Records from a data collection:

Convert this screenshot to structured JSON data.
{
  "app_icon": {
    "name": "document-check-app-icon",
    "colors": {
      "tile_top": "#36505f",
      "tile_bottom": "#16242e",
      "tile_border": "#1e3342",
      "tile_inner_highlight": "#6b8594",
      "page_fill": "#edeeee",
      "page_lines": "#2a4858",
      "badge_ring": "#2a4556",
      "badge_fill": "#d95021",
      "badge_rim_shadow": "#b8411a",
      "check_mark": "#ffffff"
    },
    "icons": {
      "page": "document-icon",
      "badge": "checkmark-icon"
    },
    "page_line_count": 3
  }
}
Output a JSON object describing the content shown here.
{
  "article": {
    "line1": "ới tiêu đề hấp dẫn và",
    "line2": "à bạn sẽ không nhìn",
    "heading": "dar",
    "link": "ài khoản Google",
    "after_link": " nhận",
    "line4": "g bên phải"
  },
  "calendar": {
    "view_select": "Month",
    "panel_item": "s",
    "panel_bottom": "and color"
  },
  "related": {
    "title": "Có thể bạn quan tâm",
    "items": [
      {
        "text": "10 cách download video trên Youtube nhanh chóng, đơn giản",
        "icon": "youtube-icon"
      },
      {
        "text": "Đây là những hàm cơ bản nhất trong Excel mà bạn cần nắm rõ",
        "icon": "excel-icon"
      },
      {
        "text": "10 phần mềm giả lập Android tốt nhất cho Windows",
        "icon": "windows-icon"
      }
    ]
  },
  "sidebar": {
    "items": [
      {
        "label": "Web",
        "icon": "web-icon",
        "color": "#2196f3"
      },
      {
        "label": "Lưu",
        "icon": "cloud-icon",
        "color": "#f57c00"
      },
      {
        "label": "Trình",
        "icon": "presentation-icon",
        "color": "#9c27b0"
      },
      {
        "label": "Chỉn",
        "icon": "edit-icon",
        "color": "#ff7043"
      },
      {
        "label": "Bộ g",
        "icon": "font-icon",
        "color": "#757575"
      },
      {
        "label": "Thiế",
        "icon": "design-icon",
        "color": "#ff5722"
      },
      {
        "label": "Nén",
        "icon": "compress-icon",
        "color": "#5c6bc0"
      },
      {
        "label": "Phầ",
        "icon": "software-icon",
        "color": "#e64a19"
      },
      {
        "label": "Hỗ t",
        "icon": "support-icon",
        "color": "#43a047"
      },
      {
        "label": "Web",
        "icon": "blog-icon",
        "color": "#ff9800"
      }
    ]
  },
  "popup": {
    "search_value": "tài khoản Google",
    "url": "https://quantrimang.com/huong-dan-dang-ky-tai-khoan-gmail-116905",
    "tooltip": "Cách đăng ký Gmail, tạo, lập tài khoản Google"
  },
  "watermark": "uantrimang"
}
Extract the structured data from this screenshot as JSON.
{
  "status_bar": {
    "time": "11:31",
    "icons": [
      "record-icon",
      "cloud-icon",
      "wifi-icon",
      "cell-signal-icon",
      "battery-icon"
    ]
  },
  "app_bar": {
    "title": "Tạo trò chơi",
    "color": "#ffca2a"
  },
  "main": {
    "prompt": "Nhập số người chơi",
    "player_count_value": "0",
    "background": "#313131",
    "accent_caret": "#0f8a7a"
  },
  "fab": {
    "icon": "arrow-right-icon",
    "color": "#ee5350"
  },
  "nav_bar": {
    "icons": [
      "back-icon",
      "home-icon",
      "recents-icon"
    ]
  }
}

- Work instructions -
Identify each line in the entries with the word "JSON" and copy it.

- Finished task -
Convert this screenshot to structured JSON data.
Output a JSON object describing the content shown here.
Extract the structured data from this screenshot as JSON.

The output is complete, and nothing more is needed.